## Task
Locate every line below that contains the word "name" and copy it.
+++++
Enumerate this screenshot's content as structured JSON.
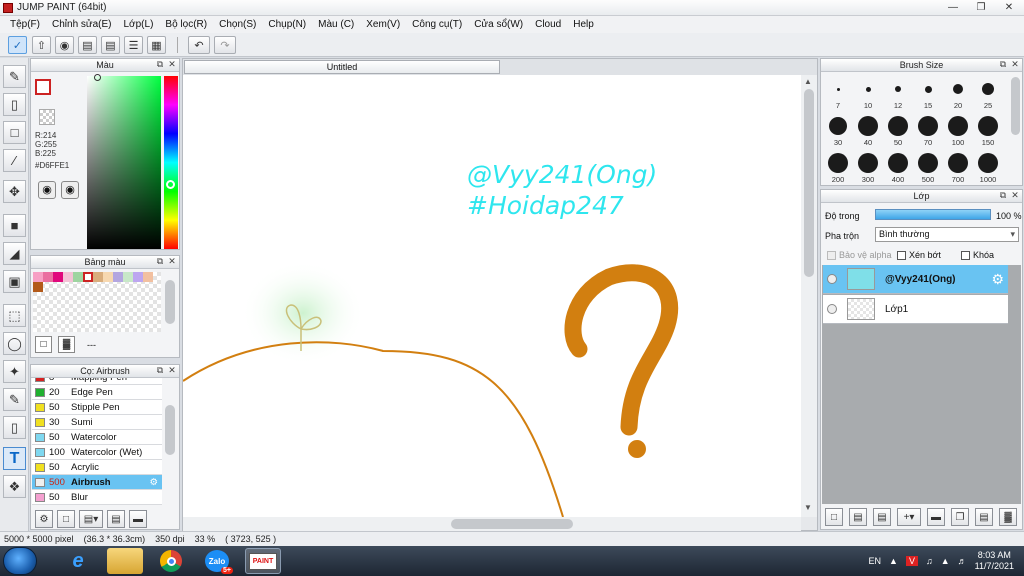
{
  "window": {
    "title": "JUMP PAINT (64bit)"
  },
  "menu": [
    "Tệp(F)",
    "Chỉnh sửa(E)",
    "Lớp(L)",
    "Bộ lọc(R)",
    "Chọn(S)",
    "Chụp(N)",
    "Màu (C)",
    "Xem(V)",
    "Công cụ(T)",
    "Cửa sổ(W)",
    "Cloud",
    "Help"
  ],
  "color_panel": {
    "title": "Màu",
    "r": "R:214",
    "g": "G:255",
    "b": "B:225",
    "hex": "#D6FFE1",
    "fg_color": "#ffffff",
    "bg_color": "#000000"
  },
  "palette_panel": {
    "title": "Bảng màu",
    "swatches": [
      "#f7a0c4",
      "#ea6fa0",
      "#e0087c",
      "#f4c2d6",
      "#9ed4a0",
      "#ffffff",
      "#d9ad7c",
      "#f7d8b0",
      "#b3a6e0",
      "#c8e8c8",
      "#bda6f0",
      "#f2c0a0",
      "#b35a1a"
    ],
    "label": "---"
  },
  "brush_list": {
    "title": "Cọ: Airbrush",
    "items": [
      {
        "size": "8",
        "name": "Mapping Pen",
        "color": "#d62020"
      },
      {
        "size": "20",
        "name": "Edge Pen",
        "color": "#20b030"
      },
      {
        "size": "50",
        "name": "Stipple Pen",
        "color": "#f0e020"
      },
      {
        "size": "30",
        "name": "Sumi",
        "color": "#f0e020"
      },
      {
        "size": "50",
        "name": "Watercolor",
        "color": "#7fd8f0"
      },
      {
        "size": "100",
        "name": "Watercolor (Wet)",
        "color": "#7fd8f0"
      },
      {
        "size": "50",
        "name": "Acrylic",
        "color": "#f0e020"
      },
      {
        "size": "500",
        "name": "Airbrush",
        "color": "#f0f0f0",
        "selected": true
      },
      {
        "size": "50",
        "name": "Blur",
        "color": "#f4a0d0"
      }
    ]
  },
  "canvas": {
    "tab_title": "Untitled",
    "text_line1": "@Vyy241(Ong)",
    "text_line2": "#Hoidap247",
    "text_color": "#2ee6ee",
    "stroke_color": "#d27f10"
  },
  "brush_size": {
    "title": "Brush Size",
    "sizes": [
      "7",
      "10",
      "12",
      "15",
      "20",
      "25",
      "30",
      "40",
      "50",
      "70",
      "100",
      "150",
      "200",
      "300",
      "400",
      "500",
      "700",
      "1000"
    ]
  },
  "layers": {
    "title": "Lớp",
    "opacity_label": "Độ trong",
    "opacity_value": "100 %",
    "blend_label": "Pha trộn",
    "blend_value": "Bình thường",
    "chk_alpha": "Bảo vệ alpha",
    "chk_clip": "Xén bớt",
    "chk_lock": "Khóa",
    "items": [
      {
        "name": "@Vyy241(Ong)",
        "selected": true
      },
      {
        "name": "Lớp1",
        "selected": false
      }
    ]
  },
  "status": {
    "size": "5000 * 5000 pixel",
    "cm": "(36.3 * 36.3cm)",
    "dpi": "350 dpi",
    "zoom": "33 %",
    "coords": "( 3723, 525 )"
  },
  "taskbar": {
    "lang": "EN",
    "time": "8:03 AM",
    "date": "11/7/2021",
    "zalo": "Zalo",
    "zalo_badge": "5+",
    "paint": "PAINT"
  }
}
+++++
## Response to the task
        "name": "Mapping Pen",
        "name": "Edge Pen",
        "name": "Stipple Pen",
        "name": "Sumi",
        "name": "Watercolor",
        "name": "Watercolor (Wet)",
        "name": "Acrylic",
        "name": "Airbrush",
        "name": "Blur",
        "name": "@Vyy241(Ong)",
        "name": "Lớp1",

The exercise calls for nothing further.